* Pick your maximum size board and stick to it. Anybody that's ever played the downstairs stage at Tootsie's Wild Orchid Lounge in Nashville, Tennessee understands that Starship Enterprise boards won't work in every situation. The vast majority of "full size" commercially manufactured boards that I see at TGP and elsewhere are WAY TOO BIG for my tastes and purposes, but hey everybody's different. I won't use a board larger than 14" x 18". My current live working board is that size and it houses eleven stomps, a VLPP2, and a tap favorite switch. If I can't get it done with that, I might as well be playing banjo full time instead of just part time.


I don't agree with people who say to keep signal and power cables separate.

You have to remember that power feeds to your pedals are DC supply. Only AC, which is alternating by nature, will induce a magnetic field and hence noise into other cables.

As such, it is important to keep the main AC cable into your power supply as isolated as possible from the rest of your board, but once you are running DC to your pedals, it does not matter.

This of course only applies to DC pedals, which are most of them anyway. For those that run AC then care should be taken where possible.

Any noise induced is most likely from the actual power supply itself depending on the transformer it uses and how well it is shielded. Cheap power supplies can be noisy too depending on how much AC ripple is passed through. Good power supplies have good regulation that deals with AC ripple.

I run my power and George L's right next to each other zip tied in the same loom and my board is dead quiet with a Cioks DC10.


Senior Member
All the advice above is really good, read it all several times.

But, in the end, we can't keep you from every pothole.
The best way to keep yourself out of trouble is to (as Tim said), do whatever works for you to get as close to a real-life mockup as you can before you commit to anything, then go through every single step that will be needed and lay it out before you do it.
Don't take a single thing for granted in the mockup stage.

I'm just putting the finishing touches on my new board now and that thing changed easily over a dozen times as I worked my way through each logistical step.

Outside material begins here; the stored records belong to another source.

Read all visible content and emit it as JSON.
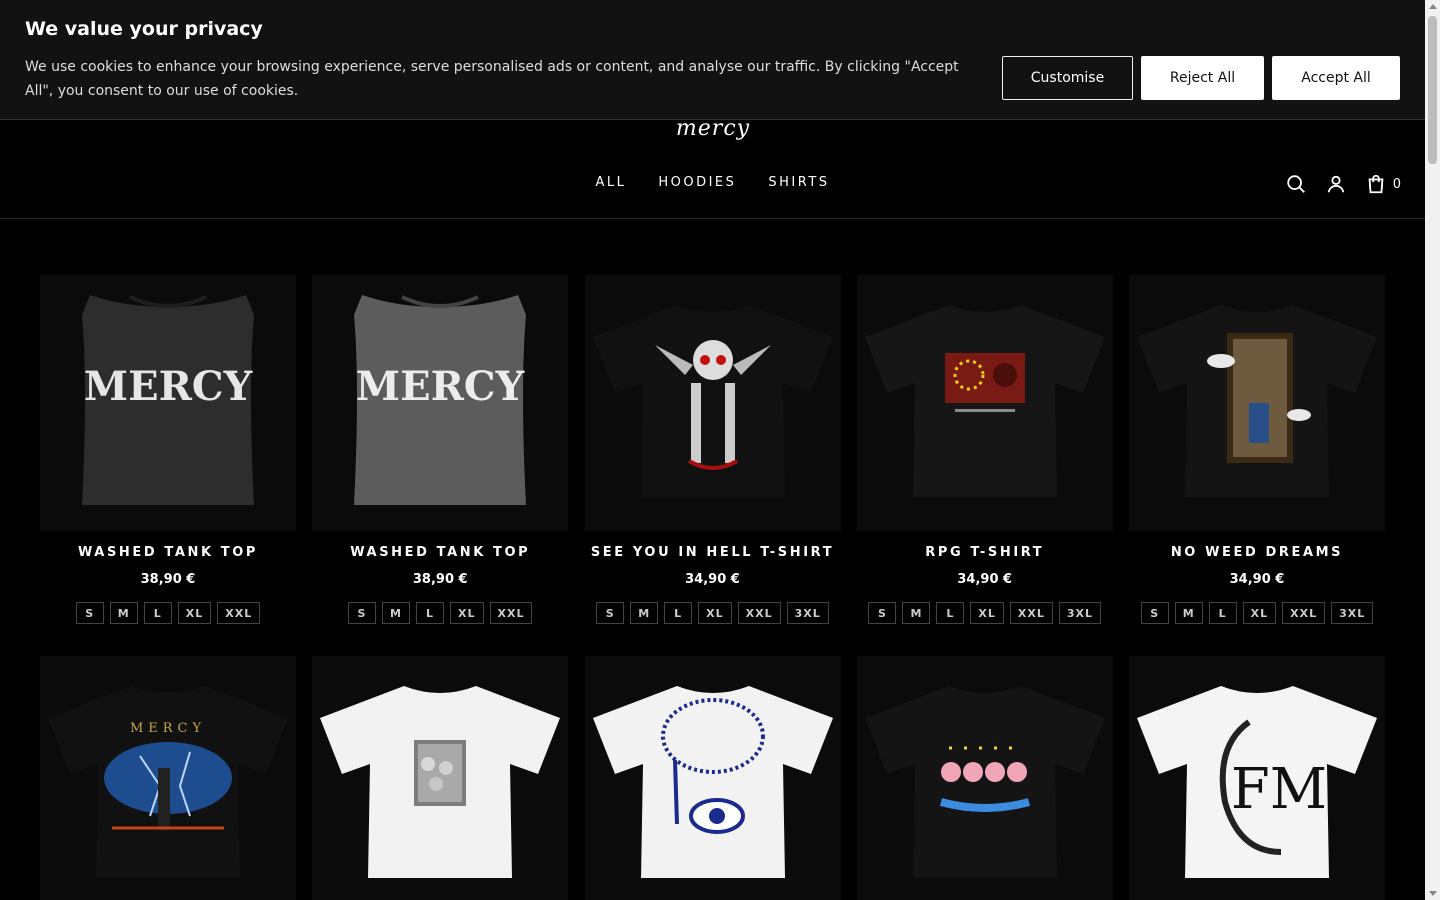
{
  "cookie": {
    "title": "We value your privacy",
    "text": "We use cookies to enhance your browsing experience, serve personalised ads or content, and analyse our traffic. By clicking \"Accept All\", you consent to our use of cookies.",
    "customise": "Customise",
    "reject": "Reject All",
    "accept": "Accept All"
  },
  "header": {
    "logo_text": "mercy",
    "nav": [
      "ALL",
      "HOODIES",
      "SHIRTS"
    ],
    "cart_count": "0",
    "icons": [
      "search-icon",
      "account-icon",
      "cart-icon"
    ]
  },
  "products": [
    {
      "title": "WASHED TANK TOP",
      "price": "38,90 €",
      "sizes": [
        "S",
        "M",
        "L",
        "XL",
        "XXL"
      ],
      "graphic": "tank-dark",
      "print": "MERCY"
    },
    {
      "title": "WASHED TANK TOP",
      "price": "38,90 €",
      "sizes": [
        "S",
        "M",
        "L",
        "XL",
        "XXL"
      ],
      "graphic": "tank-grey",
      "print": "MERCY"
    },
    {
      "title": "SEE YOU IN HELL T-SHIRT",
      "price": "34,90 €",
      "sizes": [
        "S",
        "M",
        "L",
        "XL",
        "XXL",
        "3XL"
      ],
      "graphic": "tee-black-skull"
    },
    {
      "title": "RPG T-SHIRT",
      "price": "34,90 €",
      "sizes": [
        "S",
        "M",
        "L",
        "XL",
        "XXL",
        "3XL"
      ],
      "graphic": "tee-black-rpg"
    },
    {
      "title": "NO WEED DREAMS",
      "price": "34,90 €",
      "sizes": [
        "S",
        "M",
        "L",
        "XL",
        "XXL",
        "3XL"
      ],
      "graphic": "tee-black-painting"
    },
    {
      "graphic": "tee-black-storm",
      "print": "MERCY"
    },
    {
      "graphic": "tee-white-sheep"
    },
    {
      "graphic": "tee-white-rosary"
    },
    {
      "graphic": "tee-black-angels"
    },
    {
      "graphic": "tee-white-fm",
      "print": "FM"
    }
  ]
}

Every time I added in another part that needed to be there, it made me change/adapt the entire thing and now it's pretty different than what I had imagined I wanted at the start. If I had committed everything at first, I would have wasted a lot of time and materials, but I just kept doing more and more lifelike mockups until it sort of realized itself.

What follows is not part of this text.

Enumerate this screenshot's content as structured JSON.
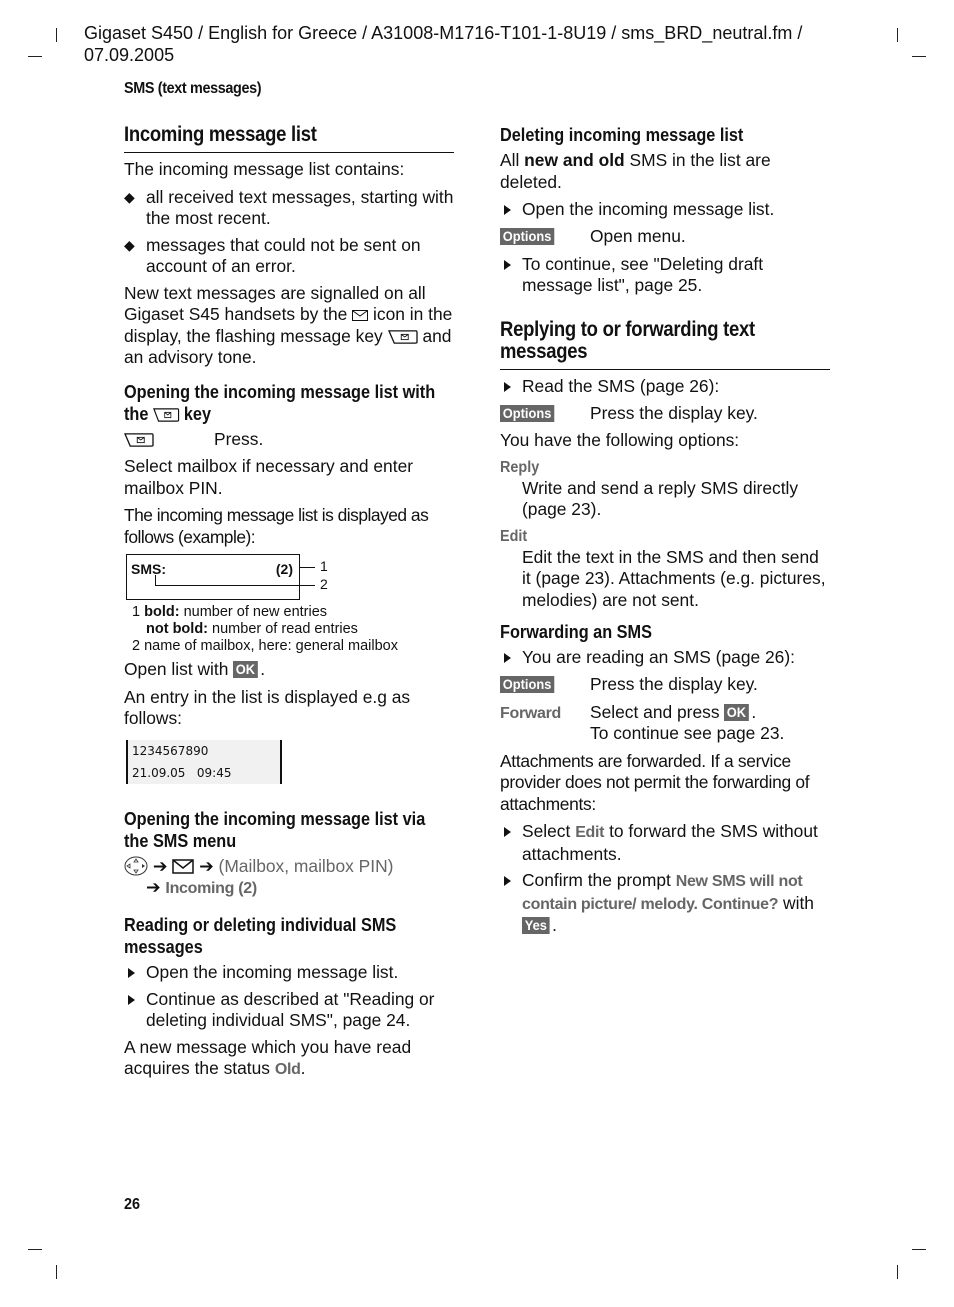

Another rule might be don't fully commit/build it until you have all (and I mean all) the actual materials you're going to use right in front of you. It makes a difference. Pedals, connectors, power supply, cables, everything counts in the mockup stages. Have it all right there in front of you before you start building.

Also, I took a lot of pics along the way for a reference.
Its funny to look at the first pics compared to the final stages and how it evolved along the way, but all in mockup stages, I didn't commit until I was sure. Absolutely sure, and that paid off.

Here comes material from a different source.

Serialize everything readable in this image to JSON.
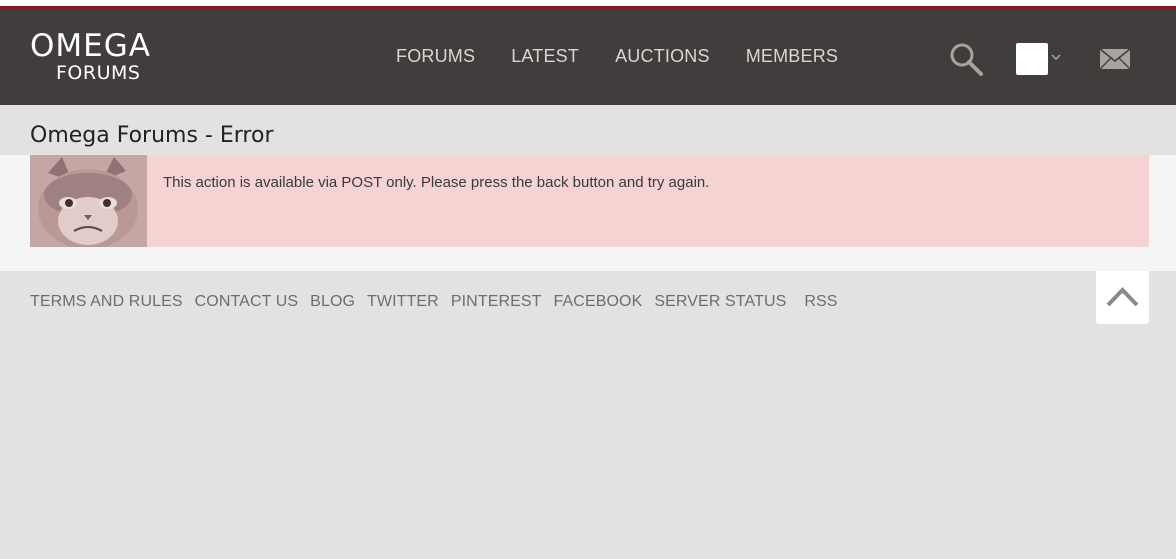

Silver Supporting Member
Tip for right angle GeorgeL's
Cut clean with a sharp blade; tighten with pliers. If you need to remove, make a new cut.


Small, but IMO, a helpful tip; get some colored electrical tape and color code the ends of your high-power and/or different voltage cables coming off your power supplies. This could not only save time when rearranging pedal order, but may save you from damaging a pedal.


Small, but IMO, a helpful tip; get some colored electrical tape and color code the ends of your high-power and/or different voltage cables coming off your power supplies. This could not only save time when rearranging pedal order, but may save you from damaging a pedal.

Good Tip!:aok

Trending Topics

Top Bottom